My Lords, I think we can probably understand that the Minister does not want to publicly escalate the issue, but none the less there were comments, reportedly from the French Government, that Britain should be punished for leaving the European Union. Perhaps diplomatically, in private and gently, he could point out to his French counterparts that no punishment from the European Union now could compare with the damage to our coastal communities that was caused during our membership of the European Union and the common fisheries policy.

I have been quite surprised by the attack line on this from members of the Scottish National Party in the other place. They seem to want to revert to the common fisheries policy and to find blame somewhere on our shores, which the facts—in response to the disappointing threats from certain people in France—have highlighted.

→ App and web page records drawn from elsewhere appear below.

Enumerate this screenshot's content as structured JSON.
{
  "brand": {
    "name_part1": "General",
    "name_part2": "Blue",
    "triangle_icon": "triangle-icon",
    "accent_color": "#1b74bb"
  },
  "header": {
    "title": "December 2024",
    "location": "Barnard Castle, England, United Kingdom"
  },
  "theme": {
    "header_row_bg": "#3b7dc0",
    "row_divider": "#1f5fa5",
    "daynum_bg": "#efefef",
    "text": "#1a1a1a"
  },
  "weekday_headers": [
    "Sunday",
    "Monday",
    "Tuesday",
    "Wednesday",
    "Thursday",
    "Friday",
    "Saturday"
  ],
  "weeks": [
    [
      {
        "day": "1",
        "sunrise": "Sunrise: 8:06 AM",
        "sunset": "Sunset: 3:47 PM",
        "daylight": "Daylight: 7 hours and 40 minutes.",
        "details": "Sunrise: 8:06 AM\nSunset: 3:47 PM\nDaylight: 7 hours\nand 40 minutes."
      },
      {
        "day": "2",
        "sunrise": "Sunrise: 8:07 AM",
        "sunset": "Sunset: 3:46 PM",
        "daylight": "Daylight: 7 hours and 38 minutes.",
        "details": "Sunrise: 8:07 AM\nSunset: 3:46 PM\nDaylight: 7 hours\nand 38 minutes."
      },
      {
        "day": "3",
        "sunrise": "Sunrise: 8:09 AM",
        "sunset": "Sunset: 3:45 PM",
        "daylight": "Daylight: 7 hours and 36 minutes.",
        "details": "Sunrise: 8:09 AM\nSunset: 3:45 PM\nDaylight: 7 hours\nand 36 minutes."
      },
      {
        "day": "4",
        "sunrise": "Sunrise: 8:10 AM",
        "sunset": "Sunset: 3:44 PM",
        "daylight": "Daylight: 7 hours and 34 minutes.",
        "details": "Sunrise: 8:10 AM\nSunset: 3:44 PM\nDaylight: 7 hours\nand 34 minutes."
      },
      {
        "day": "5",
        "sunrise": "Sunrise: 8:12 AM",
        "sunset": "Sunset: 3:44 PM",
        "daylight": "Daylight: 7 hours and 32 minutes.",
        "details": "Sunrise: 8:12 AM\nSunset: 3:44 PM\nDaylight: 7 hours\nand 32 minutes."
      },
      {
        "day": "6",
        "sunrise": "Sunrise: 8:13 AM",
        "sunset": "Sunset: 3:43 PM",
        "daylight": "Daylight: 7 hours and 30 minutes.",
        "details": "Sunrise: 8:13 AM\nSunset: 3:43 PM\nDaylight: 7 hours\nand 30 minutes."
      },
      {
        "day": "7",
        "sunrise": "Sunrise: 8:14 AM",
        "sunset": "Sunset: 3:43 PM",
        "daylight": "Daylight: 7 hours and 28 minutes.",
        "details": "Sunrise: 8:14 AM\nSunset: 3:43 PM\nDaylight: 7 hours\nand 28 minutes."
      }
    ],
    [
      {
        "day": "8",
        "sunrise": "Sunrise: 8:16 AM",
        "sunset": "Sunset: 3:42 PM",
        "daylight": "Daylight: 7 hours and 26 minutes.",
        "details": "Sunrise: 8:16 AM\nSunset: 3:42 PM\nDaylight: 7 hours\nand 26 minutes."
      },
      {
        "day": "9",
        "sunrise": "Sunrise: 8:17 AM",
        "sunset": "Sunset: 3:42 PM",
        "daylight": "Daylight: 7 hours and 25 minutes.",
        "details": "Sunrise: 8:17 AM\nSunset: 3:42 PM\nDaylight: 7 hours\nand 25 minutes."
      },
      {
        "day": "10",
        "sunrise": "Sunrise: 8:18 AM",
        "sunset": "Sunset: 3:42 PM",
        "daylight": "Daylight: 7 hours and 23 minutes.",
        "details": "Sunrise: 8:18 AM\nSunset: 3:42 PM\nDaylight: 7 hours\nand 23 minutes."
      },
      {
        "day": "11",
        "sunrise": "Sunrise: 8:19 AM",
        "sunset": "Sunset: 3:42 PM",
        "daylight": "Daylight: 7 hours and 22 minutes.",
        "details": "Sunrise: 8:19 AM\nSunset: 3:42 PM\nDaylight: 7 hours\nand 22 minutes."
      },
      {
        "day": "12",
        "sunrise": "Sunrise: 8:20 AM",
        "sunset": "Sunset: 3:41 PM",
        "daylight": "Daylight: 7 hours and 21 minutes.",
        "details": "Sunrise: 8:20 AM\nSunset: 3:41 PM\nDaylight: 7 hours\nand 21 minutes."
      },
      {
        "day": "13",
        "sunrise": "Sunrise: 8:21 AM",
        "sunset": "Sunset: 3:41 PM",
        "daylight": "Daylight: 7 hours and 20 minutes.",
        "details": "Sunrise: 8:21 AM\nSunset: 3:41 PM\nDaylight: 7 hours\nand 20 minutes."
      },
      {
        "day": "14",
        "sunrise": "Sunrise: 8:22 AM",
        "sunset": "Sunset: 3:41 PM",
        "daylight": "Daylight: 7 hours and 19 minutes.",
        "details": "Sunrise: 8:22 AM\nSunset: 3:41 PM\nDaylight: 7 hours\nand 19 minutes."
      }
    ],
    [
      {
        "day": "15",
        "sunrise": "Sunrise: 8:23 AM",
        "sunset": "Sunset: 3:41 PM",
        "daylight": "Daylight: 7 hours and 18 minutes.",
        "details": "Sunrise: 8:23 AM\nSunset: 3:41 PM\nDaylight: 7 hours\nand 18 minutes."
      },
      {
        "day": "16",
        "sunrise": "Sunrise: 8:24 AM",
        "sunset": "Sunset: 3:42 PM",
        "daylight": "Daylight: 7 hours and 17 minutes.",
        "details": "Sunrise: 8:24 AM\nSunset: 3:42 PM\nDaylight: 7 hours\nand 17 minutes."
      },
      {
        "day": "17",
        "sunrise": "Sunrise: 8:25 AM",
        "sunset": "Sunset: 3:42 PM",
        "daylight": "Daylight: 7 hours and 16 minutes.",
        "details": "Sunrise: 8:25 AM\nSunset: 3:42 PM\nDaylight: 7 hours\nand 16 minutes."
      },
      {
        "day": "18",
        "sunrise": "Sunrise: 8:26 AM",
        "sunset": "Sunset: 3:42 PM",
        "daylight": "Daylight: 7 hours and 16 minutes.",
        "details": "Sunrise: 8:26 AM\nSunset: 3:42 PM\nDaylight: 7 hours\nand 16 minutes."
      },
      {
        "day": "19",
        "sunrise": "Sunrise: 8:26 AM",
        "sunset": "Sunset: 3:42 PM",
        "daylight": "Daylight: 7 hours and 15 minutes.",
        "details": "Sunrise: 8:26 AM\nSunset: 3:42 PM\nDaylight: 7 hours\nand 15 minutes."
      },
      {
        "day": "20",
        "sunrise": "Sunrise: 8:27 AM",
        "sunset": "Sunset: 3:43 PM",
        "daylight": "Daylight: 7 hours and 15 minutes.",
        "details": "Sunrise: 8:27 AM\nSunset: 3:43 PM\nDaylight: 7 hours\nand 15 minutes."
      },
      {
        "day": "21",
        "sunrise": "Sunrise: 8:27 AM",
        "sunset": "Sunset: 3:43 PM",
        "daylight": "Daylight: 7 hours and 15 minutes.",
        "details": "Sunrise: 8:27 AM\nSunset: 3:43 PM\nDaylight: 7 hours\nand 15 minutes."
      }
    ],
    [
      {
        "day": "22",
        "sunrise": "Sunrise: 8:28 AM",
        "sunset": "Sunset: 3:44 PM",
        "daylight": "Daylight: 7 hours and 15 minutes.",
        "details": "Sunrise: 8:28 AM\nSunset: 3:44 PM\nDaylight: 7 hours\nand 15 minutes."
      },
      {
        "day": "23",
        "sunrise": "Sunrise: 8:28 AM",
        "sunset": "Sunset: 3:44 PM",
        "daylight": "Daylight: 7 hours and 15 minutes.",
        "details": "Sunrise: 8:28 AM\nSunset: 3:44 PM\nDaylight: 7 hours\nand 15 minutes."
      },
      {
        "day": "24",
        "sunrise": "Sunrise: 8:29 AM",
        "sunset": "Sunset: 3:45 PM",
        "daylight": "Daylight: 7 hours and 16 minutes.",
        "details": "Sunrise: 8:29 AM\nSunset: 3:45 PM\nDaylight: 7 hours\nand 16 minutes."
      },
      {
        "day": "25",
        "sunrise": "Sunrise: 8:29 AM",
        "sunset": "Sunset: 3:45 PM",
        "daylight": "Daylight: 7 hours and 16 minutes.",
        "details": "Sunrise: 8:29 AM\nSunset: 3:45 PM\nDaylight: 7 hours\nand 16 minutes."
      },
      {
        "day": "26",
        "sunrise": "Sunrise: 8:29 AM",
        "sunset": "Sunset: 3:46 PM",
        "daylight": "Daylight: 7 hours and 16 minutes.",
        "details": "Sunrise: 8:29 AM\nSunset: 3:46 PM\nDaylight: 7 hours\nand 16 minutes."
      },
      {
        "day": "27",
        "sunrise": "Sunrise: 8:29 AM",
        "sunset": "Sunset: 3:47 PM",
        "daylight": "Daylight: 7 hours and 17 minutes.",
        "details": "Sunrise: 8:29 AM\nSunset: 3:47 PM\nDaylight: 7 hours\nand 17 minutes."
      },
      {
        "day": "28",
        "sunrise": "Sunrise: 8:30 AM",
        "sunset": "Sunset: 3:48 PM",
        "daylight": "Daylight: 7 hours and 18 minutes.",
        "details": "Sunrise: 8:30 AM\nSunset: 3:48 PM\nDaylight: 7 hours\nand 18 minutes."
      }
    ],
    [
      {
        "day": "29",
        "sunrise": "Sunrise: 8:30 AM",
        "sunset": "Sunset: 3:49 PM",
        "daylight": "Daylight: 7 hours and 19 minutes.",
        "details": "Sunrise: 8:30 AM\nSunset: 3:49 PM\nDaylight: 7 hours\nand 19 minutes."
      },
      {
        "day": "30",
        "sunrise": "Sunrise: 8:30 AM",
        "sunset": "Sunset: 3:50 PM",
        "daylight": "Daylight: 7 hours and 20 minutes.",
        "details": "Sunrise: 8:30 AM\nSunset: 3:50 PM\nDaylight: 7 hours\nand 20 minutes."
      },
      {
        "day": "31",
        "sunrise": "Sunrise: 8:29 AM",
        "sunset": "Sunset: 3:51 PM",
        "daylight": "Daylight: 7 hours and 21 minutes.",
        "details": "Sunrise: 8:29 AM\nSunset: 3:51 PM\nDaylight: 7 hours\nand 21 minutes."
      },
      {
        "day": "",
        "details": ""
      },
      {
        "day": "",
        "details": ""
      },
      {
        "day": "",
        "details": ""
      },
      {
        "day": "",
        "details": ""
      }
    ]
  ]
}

My Lords, having heard the right reverend Prelate’s supplementary question, I cannot wait for the sermon. Would it not be sensible, in an attempt to defuse this to a degree, for Victoria Prentis to use her speed dial, sit down with her opposite number and try to come to a sensible conclusion? This is being escalated out of all proportion.

It is actually for the European Union to resolve this—it is the other party. If any member state of the European Union were to try to breach the terms of the trade and co-operation agreement, that would be a matter for the European Union and its legal offices to address.

My Lords, the Minister has talked about a judicial proceeding, and the Foreign Secretary has talked about taking legal action. Will the Minister tell us which courts he envisages using?

I was referring to a vessel that has been seized, against which there are allegations of fishing illegally. I do not want to comment on that, because that could be the basis of a judicial process. There is, in parallel, a mechanism within the TCA to resolve these sorts of disputes. But we hope we can deal with it as friends and neighbours rather than going to law.

My noble friend asked the Minister which court, and I am afraid I missed the answer in the noble Lord’s reply.

I was explaining that the vessel that has been seized may be the subject of a judicial process, which I would not want to prejudice. It is in a port in France. There are other mechanisms for resolving trade disputes within the TCA, which I am sure the noble Lord is aware of.

My noble friend mentioned a judicial process. Since when did the French presidential election become a judicial process?

I am sure my noble friend will understand if I do not get involved in impending elections in any other country.